There are literally hundreds of camera bags on the market today to choose from and thousands of online reviews to sort through before you can make an intelligent decision. The choices available are simply staggering and finding the “perfect” bag can become an obsession.

On a Roll
After laying out all my gear (including camera bodies, lenses, small strobes, battery packs, batteries, Pocket Wizards,  filters, gels, memory cards, snoots, gobos, umbrellas, tripods, and various cleaning stuff) in my office, it became clear that my aching back was never going to be able to lift and carry even half of this stuff without sending me back to the hospital.

So I turned to one of the best camera bag design teams in the world, the folks from Think Tank Photo. Even though I don’t fly much these days, their Airport Security V 2.0 Roller looked like just the thing to hold my gear and help me transport it without breaking my back.

Airport Security Packed

It’s pretty amazing just how much gear this bag will hold and how well balanced it feels when rolling.
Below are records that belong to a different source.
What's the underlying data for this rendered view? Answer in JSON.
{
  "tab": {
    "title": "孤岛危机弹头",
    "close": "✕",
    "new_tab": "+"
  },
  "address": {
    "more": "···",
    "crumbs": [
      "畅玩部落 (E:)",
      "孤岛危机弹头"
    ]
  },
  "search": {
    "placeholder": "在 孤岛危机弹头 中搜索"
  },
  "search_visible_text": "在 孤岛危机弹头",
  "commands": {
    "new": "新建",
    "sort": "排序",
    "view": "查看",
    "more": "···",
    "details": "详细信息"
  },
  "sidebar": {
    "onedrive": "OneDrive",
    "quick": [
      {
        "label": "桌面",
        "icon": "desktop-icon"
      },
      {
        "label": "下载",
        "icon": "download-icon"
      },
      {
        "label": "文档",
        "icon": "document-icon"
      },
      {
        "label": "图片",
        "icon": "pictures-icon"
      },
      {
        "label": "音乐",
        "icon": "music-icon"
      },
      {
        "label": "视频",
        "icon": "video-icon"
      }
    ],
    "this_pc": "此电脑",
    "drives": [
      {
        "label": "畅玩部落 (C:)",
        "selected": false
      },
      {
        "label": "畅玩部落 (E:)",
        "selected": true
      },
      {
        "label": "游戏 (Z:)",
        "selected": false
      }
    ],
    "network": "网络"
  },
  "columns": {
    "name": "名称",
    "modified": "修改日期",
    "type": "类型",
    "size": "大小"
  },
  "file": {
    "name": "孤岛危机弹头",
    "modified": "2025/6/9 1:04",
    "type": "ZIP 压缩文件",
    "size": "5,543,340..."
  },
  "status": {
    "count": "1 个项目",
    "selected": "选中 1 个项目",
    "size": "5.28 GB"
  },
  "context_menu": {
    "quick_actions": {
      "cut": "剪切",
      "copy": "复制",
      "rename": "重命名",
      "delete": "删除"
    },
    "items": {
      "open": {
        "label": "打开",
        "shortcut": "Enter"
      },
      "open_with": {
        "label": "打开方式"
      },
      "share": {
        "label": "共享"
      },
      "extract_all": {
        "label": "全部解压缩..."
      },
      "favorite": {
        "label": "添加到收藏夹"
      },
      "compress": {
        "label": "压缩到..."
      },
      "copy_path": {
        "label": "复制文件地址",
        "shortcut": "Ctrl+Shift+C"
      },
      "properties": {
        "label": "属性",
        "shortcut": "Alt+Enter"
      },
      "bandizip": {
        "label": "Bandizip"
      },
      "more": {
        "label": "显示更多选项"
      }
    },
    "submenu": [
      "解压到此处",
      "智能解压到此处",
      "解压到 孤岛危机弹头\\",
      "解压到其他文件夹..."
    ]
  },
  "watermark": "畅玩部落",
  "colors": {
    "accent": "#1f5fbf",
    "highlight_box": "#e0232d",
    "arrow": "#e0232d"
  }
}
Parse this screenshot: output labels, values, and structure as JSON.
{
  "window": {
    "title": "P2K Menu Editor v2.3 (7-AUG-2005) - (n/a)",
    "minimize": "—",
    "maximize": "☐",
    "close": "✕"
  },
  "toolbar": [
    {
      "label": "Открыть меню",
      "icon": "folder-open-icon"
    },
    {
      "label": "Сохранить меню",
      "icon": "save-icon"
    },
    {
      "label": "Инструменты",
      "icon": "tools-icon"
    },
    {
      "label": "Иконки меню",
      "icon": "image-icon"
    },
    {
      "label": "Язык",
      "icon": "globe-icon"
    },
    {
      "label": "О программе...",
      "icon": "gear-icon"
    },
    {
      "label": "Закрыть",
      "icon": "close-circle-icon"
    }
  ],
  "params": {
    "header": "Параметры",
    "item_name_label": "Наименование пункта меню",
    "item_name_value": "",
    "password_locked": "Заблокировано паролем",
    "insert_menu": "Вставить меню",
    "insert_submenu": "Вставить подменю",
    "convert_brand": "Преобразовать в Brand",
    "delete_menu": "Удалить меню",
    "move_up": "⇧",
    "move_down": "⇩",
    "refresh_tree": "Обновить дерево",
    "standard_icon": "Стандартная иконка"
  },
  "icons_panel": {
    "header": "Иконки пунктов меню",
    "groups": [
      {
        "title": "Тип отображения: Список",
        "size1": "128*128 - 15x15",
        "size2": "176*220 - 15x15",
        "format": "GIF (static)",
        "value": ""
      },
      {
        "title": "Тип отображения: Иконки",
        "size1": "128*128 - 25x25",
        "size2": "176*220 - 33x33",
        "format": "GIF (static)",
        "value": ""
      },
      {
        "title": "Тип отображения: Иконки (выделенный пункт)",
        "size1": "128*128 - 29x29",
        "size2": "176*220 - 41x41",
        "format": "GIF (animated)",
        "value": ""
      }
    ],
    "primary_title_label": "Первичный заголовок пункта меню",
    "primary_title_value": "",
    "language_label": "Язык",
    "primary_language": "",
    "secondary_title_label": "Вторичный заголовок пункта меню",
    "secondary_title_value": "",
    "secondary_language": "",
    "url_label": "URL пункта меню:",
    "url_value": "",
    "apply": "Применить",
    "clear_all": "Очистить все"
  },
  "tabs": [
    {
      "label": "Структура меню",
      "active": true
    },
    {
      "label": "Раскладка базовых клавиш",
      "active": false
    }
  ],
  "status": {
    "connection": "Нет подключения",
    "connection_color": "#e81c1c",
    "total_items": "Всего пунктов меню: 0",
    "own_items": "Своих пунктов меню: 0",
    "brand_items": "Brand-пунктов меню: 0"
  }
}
I’ve been able to pack all my on-location product photography gear (strobes, battery packs, batteries, Pocket Wizards, cords, umbrellas, snoots, etc.) or my usual Texas Landscape Safari kit (two bodies, four lenses, 1.4x extender, 8 different Singh-Ray filters, geo-tagging GPS, 2-way radios, first-aid kit, etc.), all in one very mobile roller.

Rolling Along
Best of all, the Think Tank Airport Security V 2.0 Roller fits perfectly in the rear of my other new roller, the 2010 Subaru Forester.

2010 Subaru Forester

The Forester is my first AWD (all-wheel drive) vehicle and the handling is unlike any other car or truck I’ve ever driven. It corners like a sports car with very stiff suspension but rides as smooth as can be. In fact, it rides better than my previous car, a 2003 Honda Accord.

But what makes the Forester really special is the rear cargo area and fold down rear seats. Unlike most SUV’s the Forester’s rear seat fold down completely flat, extending the space in the cargo area another 2-1/2 feet. For a “Strobist” this means you can store large light stands or even C-stands, booms, reflectors, soft boxes, flash heads and seamless backgrounds (53″) along with all your other photo gear, in a vehicle that gets 25 miles per gallon.

For a landscape photographer this means you can carry all your photo gear as well as a tent, sleeping bag, backpacks and supplies in an all-wheel drive vehicle with excellent ground clearance for those all-out adventures in far west Texas!